We conceive edition as a social function, and culture —in which we attempt to influence in the measure of our modest dimension— as an incipient function, in which ideas, knowledge, beauty and human creation provide us with tools to transform day by day and altogether our society into a collective in which we all can live.
We consider the reader as the essential element of the book because he makes the creators' work to live and to be reproduced over and over again. Our ideal reader is the one who enjoys reading, thinks what he reads and uses what he learns. Our greatest asset is the one formed by the authors who think about human beings, but who know how to extract from language the most beautiful literary forms. We value as authors and co-authors people who introducing, commenting, translating or illustrating, enrich and complete the work.
We are a little company, but we have great internal or external contributors, with who we exert ourselves in keeping cooperative relations. We appreciate a rigorous critic to guide readers and to help us improve our work day by day.
We distribute our books among all the legitimate channels, but we consider the bookshop as the ideal starting point for all readers to know and acquire our fund. We ask for the support of teachers and librarians so any interested person, child or adult, can have access to our publications.
We fight against illegal photocopies that dismiss the book and the reader and defraud the rights of those who are involved in it.
Our position of politic independence and social commitment encourage us to collaborate withmovements and people also committed. Besides the various actions that we have been doing since our foundation, since January 1st 1994 we earmark 0.7% of the gross profit of our books for development programs of the Third World through non-governmental organizations.
We fight against environmental degradation, so currently all the promotional material and some of our books, are printed on environmentally friendly recycled paper.
Ediciones de la Torre was created in 1975, from a cultural and social platform project. The publishing house started its activities in May 1976; in 2011 we turned 35 years old, approaching to 600 titles... And with the decisive help of our reading friends we will continue accumulating years and books.
How we think
In difficult times, simple formulations.
The book connects two people: the one who writes and the one who reads. All the other agents that are involved must be at their service. Consequently, any analysis on the present or on a future project must take especial account of the necessities of these two protagonists of the book. In equilibrium: because if we let the reader dominate the writer (although that domain comes induced by the marketing magicians or by the politic manipulation) or the writer (by the same or similar reasons) dominate the reader, the needed symbiosis between who creates the book and who recreates it (over and over again and in each time in a different way) with his reading is broken, developing the infinite possibilities that the text has. And without this symbiosis, the book is impoverished.
Let us affirm that the future of the book will be what the one who writes and who reads decide. They will be the ones who will have to establish, with the less possible conditioning, the function that the rest of the agents who are involved (remember, secondary) should accomplish: editors, printers, booksellers, librarians, teachers, critics, etc. For my part, from my editor’s view, I suppose that the writer will want the best form and the best channel for what he has written: he will want to fix his text and to present it in the most beautiful form, more comprehensible, protected against manipulations or degradations, accessible and affordable; he will want his work to last the longest possible time and preserving his properties. The reader will appreciate all of this and he will also require being able to manage that text (which he makes it of his own each time he uses it) with plenty of autonomy, without political, economic or technological impediments. If this is so, it seems clear that the rest of political, industrial, commercial interests should remain subjected to the essential ones of the writer and the reader.

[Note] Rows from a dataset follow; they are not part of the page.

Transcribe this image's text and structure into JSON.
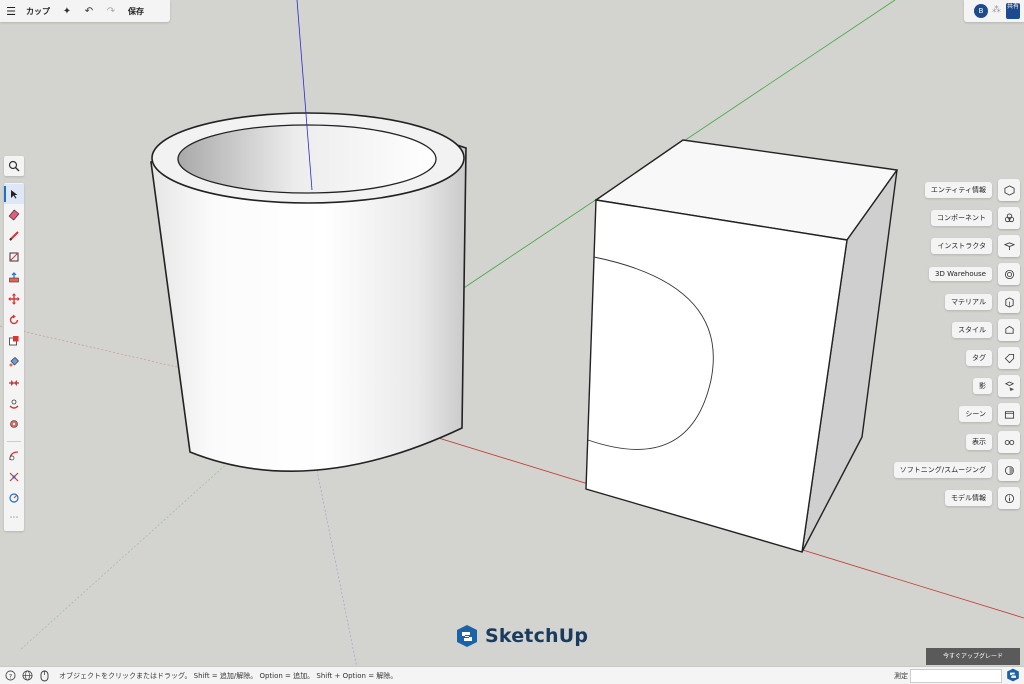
{
  "topbar": {
    "menu_icon": "hamburger-icon",
    "title": "カップ",
    "save_label": "保存"
  },
  "topright": {
    "avatar_initial": "B",
    "share_label": "共有"
  },
  "left_tools": [
    "select-arrow-icon",
    "eraser-icon",
    "pencil-icon",
    "rectangle-icon",
    "push-pull-icon",
    "move-icon",
    "rotate-icon",
    "scale-icon",
    "paint-bucket-icon",
    "section-plane-icon",
    "orbit-icon",
    "position-camera-icon",
    "tape-measure-icon",
    "dimension-icon",
    "protractor-icon"
  ],
  "right_panel": [
    {
      "label": "エンティティ情報",
      "icon": "entity-info-icon"
    },
    {
      "label": "コンポーネント",
      "icon": "components-icon"
    },
    {
      "label": "インストラクタ",
      "icon": "instructor-icon"
    },
    {
      "label": "3D Warehouse",
      "icon": "warehouse-icon"
    },
    {
      "label": "マテリアル",
      "icon": "materials-icon"
    },
    {
      "label": "スタイル",
      "icon": "styles-icon"
    },
    {
      "label": "タグ",
      "icon": "tags-icon"
    },
    {
      "label": "影",
      "icon": "shadows-icon"
    },
    {
      "label": "シーン",
      "icon": "scenes-icon"
    },
    {
      "label": "表示",
      "icon": "display-icon"
    },
    {
      "label": "ソフトニング/スムージング",
      "icon": "soften-icon"
    },
    {
      "label": "モデル情報",
      "icon": "model-info-icon"
    }
  ],
  "upgrade_label": "今すぐアップグレード",
  "logo_text": "SketchUp",
  "status": {
    "message": "オブジェクトをクリックまたはドラッグ。 Shift = 追加/解除。 Option = 追加。 Shift + Option = 解除。",
    "measure_label": "測定",
    "measure_value": ""
  },
  "colors": {
    "accent": "#1d6fd1",
    "axis_red": "#c23a2f",
    "axis_green": "#3fa83f",
    "axis_blue": "#2a2ad0",
    "viewport_bg": "#d3d3cf"
  }
}
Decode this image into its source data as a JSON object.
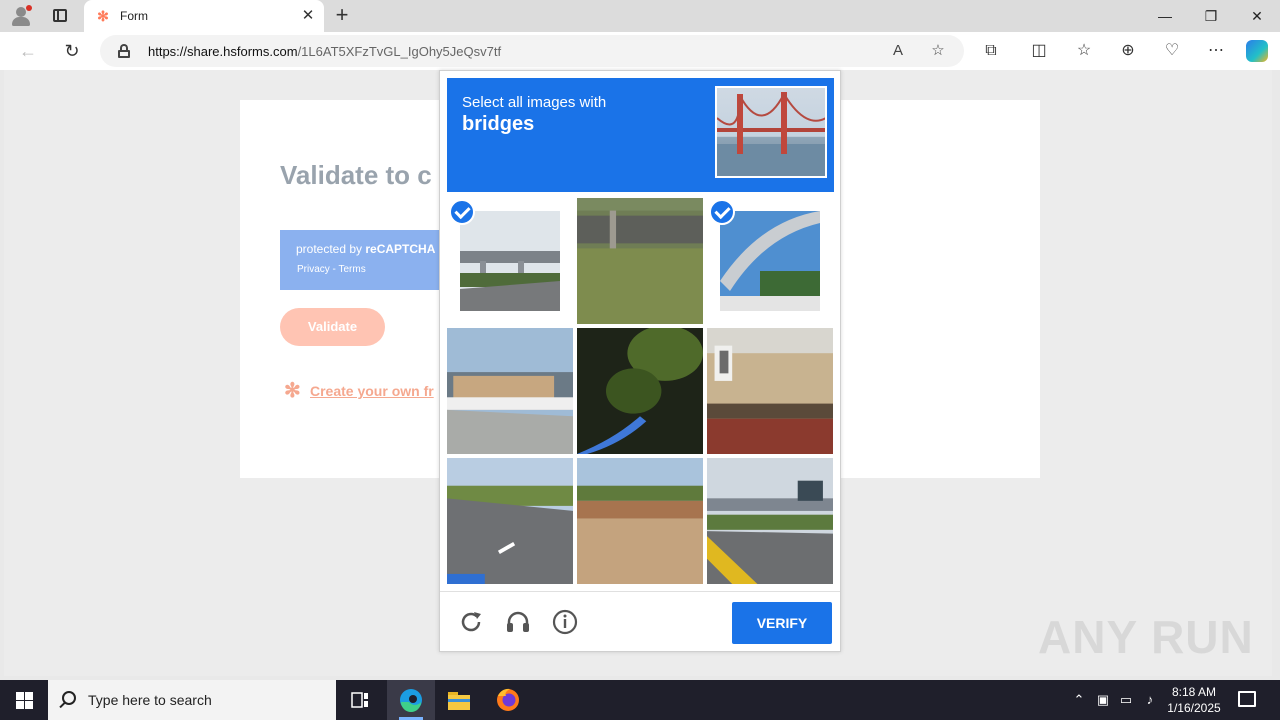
{
  "browser": {
    "tab_title": "Form",
    "url_host": "https://share.hsforms.com",
    "url_path": "/1L6AT5XFzTvGL_IgOhy5JeQsv7tf"
  },
  "form": {
    "title": "Validate to c",
    "recaptcha_protected": "protected by ",
    "recaptcha_brand": "reCAPTCHA",
    "recaptcha_links": "Privacy - Terms",
    "validate_label": "Validate",
    "create_link": "Create your own fr"
  },
  "challenge": {
    "instruction": "Select all images with",
    "target": "bridges",
    "verify_label": "VERIFY",
    "tiles": [
      {
        "scene": "highway-overpass",
        "selected": true
      },
      {
        "scene": "grass-pole-truck",
        "selected": false
      },
      {
        "scene": "flyover-ramp",
        "selected": true
      },
      {
        "scene": "truck-barrier",
        "selected": false
      },
      {
        "scene": "tree-leaves",
        "selected": false
      },
      {
        "scene": "building-wall",
        "selected": false
      },
      {
        "scene": "road-lanes",
        "selected": false
      },
      {
        "scene": "dirt-lot",
        "selected": false
      },
      {
        "scene": "road-overpass-sign",
        "selected": false
      }
    ]
  },
  "watermark": "ANY RUN",
  "taskbar": {
    "search_placeholder": "Type here to search",
    "time": "8:18 AM",
    "date": "1/16/2025"
  },
  "colors": {
    "recaptcha_blue": "#1a73e8",
    "hubspot_orange": "#ff7a59"
  }
}
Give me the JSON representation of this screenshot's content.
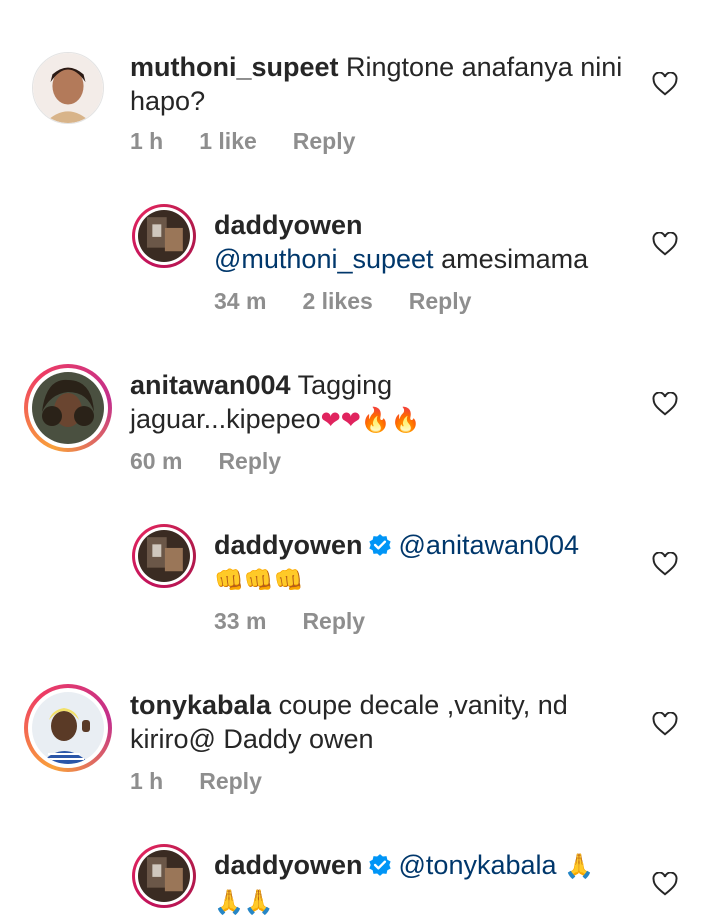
{
  "comments": [
    {
      "username": "muthoni_supeet",
      "text": "Ringtone anafanya nini",
      "text2": "hapo?",
      "time": "1 h",
      "likes": "1 like",
      "reply": "Reply"
    },
    {
      "username": "daddyowen",
      "mention": "@muthoni_supeet",
      "text": "amesimama",
      "time": "34 m",
      "likes": "2 likes",
      "reply": "Reply"
    },
    {
      "username": "anitawan004",
      "text": "Tagging",
      "text2": "jaguar...kipepeo",
      "emojis": "❤❤🔥🔥",
      "time": "60 m",
      "reply": "Reply"
    },
    {
      "username": "daddyowen",
      "mention": "@anitawan004",
      "emojis": "👊👊👊",
      "time": "33 m",
      "reply": "Reply"
    },
    {
      "username": "tonykabala",
      "text": "coupe decale ,vanity, nd",
      "text2": "kiriro@ Daddy owen",
      "time": "1 h",
      "reply": "Reply"
    },
    {
      "username": "daddyowen",
      "mention": "@tonykabala",
      "emojis": "🙏",
      "emojis2": "🙏🙏"
    }
  ],
  "colors": {
    "text": "#262626",
    "meta": "#8e8e8e",
    "mention": "#00376b",
    "verified": "#0095f6",
    "heart_emoji": "#e0245e"
  }
}
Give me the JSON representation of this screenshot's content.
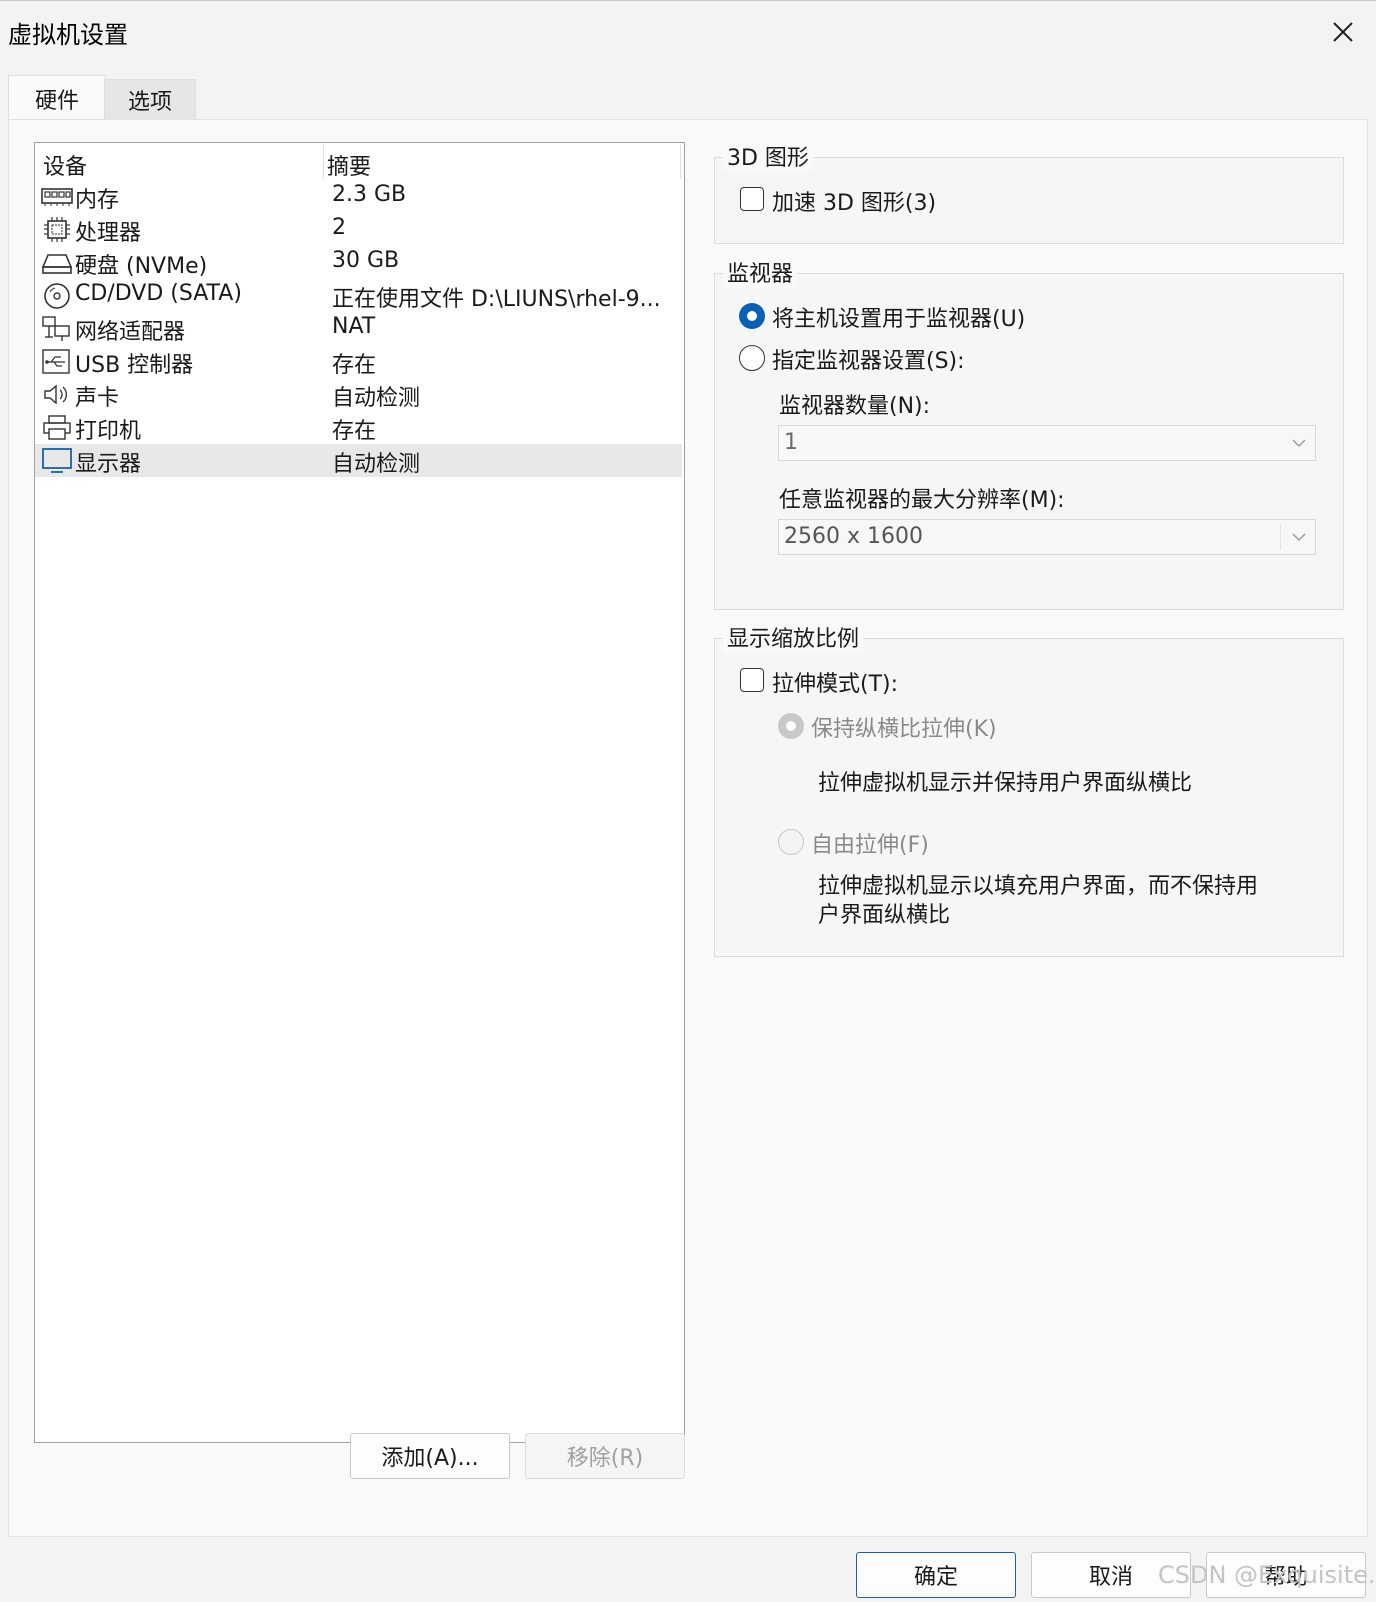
{
  "window": {
    "title": "虚拟机设置"
  },
  "tabs": [
    {
      "label": "硬件",
      "active": true
    },
    {
      "label": "选项",
      "active": false
    }
  ],
  "device_table": {
    "columns": [
      "设备",
      "摘要"
    ],
    "rows": [
      {
        "icon": "memory-icon",
        "device": "内存",
        "summary": "2.3 GB"
      },
      {
        "icon": "processor-icon",
        "device": "处理器",
        "summary": "2"
      },
      {
        "icon": "hard-disk-icon",
        "device": "硬盘 (NVMe)",
        "summary": "30 GB"
      },
      {
        "icon": "cd-dvd-icon",
        "device": "CD/DVD (SATA)",
        "summary": "正在使用文件 D:\\LIUNS\\rhel-9..."
      },
      {
        "icon": "network-adapter-icon",
        "device": "网络适配器",
        "summary": "NAT"
      },
      {
        "icon": "usb-icon",
        "device": "USB 控制器",
        "summary": "存在"
      },
      {
        "icon": "sound-card-icon",
        "device": "声卡",
        "summary": "自动检测"
      },
      {
        "icon": "printer-icon",
        "device": "打印机",
        "summary": "存在"
      },
      {
        "icon": "display-icon",
        "device": "显示器",
        "summary": "自动检测",
        "selected": true
      }
    ]
  },
  "list_buttons": {
    "add": "添加(A)...",
    "remove": "移除(R)"
  },
  "graphics3d": {
    "title": "3D 图形",
    "accelerate_label": "加速 3D 图形(3)",
    "accelerate_checked": false
  },
  "monitors": {
    "title": "监视器",
    "use_host_label": "将主机设置用于监视器(U)",
    "use_host_selected": true,
    "specify_label": "指定监视器设置(S):",
    "count_label": "监视器数量(N):",
    "count_value": "1",
    "max_res_label": "任意监视器的最大分辨率(M):",
    "max_res_value": "2560 x 1600"
  },
  "scaling": {
    "title": "显示缩放比例",
    "stretch_label": "拉伸模式(T):",
    "stretch_checked": false,
    "keep_aspect_label": "保持纵横比拉伸(K)",
    "keep_aspect_desc": "拉伸虚拟机显示并保持用户界面纵横比",
    "free_label": "自由拉伸(F)",
    "free_desc_line1": "拉伸虚拟机显示以填充用户界面，而不保持用",
    "free_desc_line2": "户界面纵横比"
  },
  "footer": {
    "ok": "确定",
    "cancel": "取消",
    "help": "帮助"
  },
  "watermark": "CSDN @Exquisite."
}
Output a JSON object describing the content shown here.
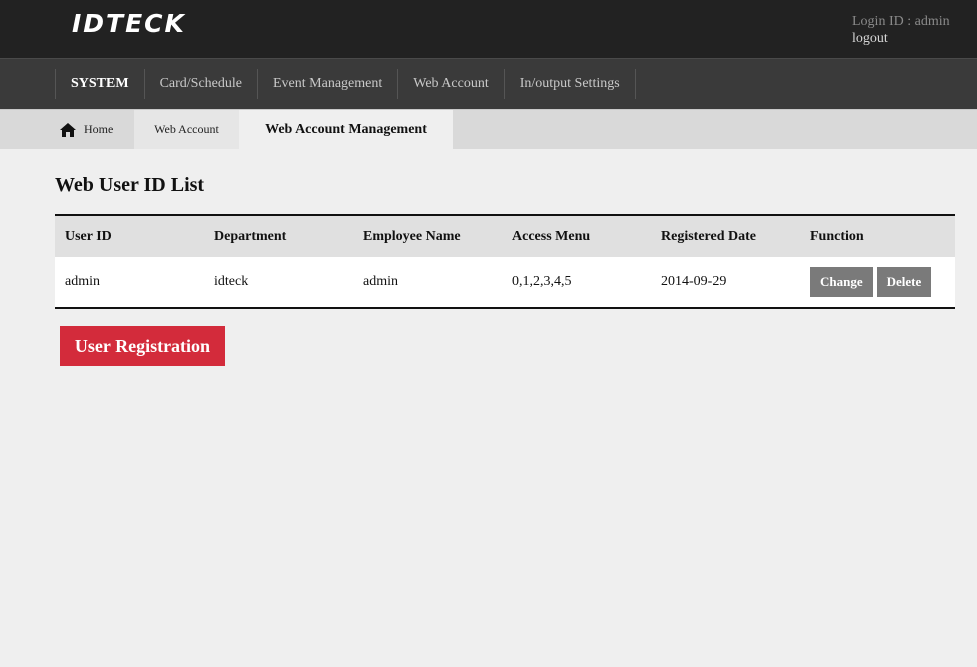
{
  "header": {
    "logo": "IDTECK",
    "login_id": "Login ID : admin",
    "logout": "logout"
  },
  "nav": {
    "items": [
      {
        "label": "SYSTEM"
      },
      {
        "label": "Card/Schedule"
      },
      {
        "label": "Event Management"
      },
      {
        "label": "Web Account"
      },
      {
        "label": "In/output Settings"
      }
    ]
  },
  "breadcrumb": {
    "home": "Home",
    "section": "Web Account",
    "current": "Web Account Management"
  },
  "main": {
    "title": "Web User ID List",
    "table": {
      "headers": [
        "User ID",
        "Department",
        "Employee Name",
        "Access Menu",
        "Registered Date",
        "Function"
      ],
      "rows": [
        {
          "user_id": "admin",
          "department": "idteck",
          "employee_name": "admin",
          "access_menu": "0,1,2,3,4,5",
          "registered_date": "2014-09-29",
          "change_label": "Change",
          "delete_label": "Delete"
        }
      ]
    },
    "register_label": "User Registration"
  },
  "colors": {
    "header_bg": "#222222",
    "nav_bg": "#3a3a3a",
    "accent_red": "#d32b3b",
    "button_gray": "#7a7a7a"
  },
  "icons": {
    "home": "home-icon"
  }
}
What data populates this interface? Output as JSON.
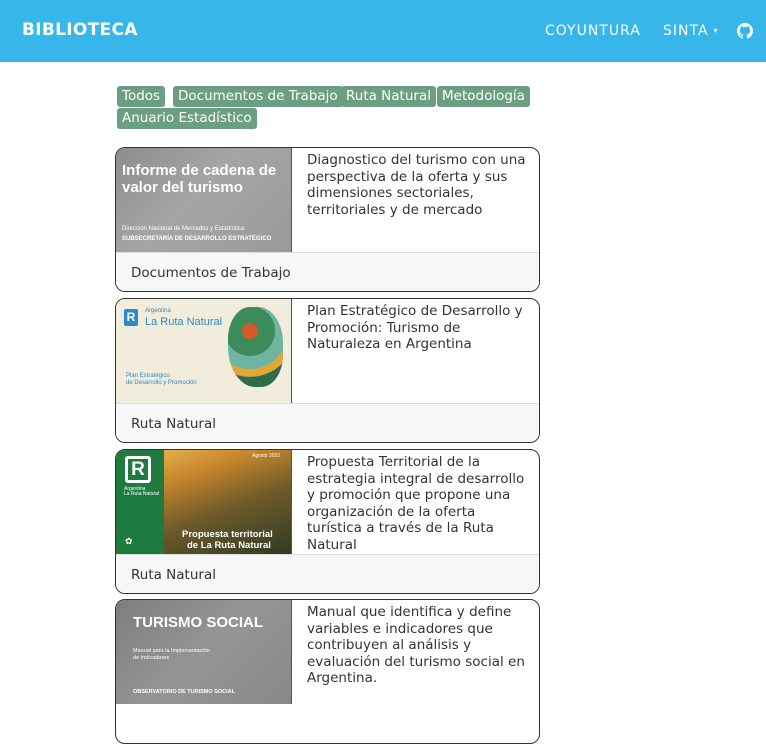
{
  "header": {
    "brand": "BIBLIOTECA",
    "nav": [
      {
        "label": "COYUNTURA"
      },
      {
        "label": "SINTA",
        "caret": "▾"
      }
    ],
    "github_icon": "github-icon"
  },
  "filters": [
    "Todos",
    "Documentos de Trabajo",
    "Ruta Natural",
    "Metodología",
    "Anuario Estadístico"
  ],
  "colors": {
    "topbar": "#37b6e9",
    "tag": "#6c9e81",
    "card_footer": "#f7f7f7"
  },
  "cards": [
    {
      "thumb_title": "Informe de cadena de valor del turismo",
      "thumb_sub1": "Dirección Nacional de Mercados y Estadística",
      "thumb_sub2": "SUBSECRETARÍA DE DESARROLLO ESTRATÉGICO",
      "description": "Diagnostico del turismo con una perspectiva de la oferta y sus dimensiones sectoriales, territoriales y de mercado",
      "category": "Documentos de Trabajo"
    },
    {
      "thumb_brand1": "Argentina",
      "thumb_brand2": "La Ruta Natural",
      "thumb_sub1": "Plan Estratégico",
      "thumb_sub2": "de Desarrollo y Promoción",
      "description": "Plan Estratégico de Desarrollo y Promoción: Turismo de Naturaleza en Argentina",
      "category": "Ruta Natural"
    },
    {
      "thumb_date": "Agosto 2022",
      "thumb_brand1": "Argentina",
      "thumb_brand2": "La Ruta Natural",
      "thumb_title1": "Propuesta territorial",
      "thumb_title2": "de La Ruta Natural",
      "description": "Propuesta Territorial de la estrategia integral de desarrollo y promoción que propone una organización de la oferta turística a través de la Ruta Natural",
      "category": "Ruta Natural"
    },
    {
      "thumb_title": "TURISMO SOCIAL",
      "thumb_sub1": "Manual para la Implementación",
      "thumb_sub2": "de Indicadores",
      "thumb_sub3": "OBSERVATORIO DE TURISMO SOCIAL",
      "description": "Manual que identifica y define variables e indicadores que contribuyen al análisis y evaluación del turismo social en Argentina."
    }
  ]
}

All that said, in a time when everybody speaks about the electronic book and the different technologies for its production and its reading, it seems reasonable to conclude that it will be our readers and writers, with the minimum restrictions and possible limitations, who decide to give priority to the electronic book over the printed book or vice versa. They must determine what kind of works has an electronic or printed edition and which ones have both. It is very possible that, as in many other occasions, the «new» technology does not remove the «older» one but complements it and both enrich each other. If that were so, the doomsayers, the ones who since decades ago announce the disappearance of the «traditional» book, would be discredited and the book, our beloved printed book, would have a long life like the free and educated society.
(José María Gutiérrez de la Torre’s intervention in the round table
coordinated by José Martínez de Sousa. Athenaeum of Madrid, 20th May 2011)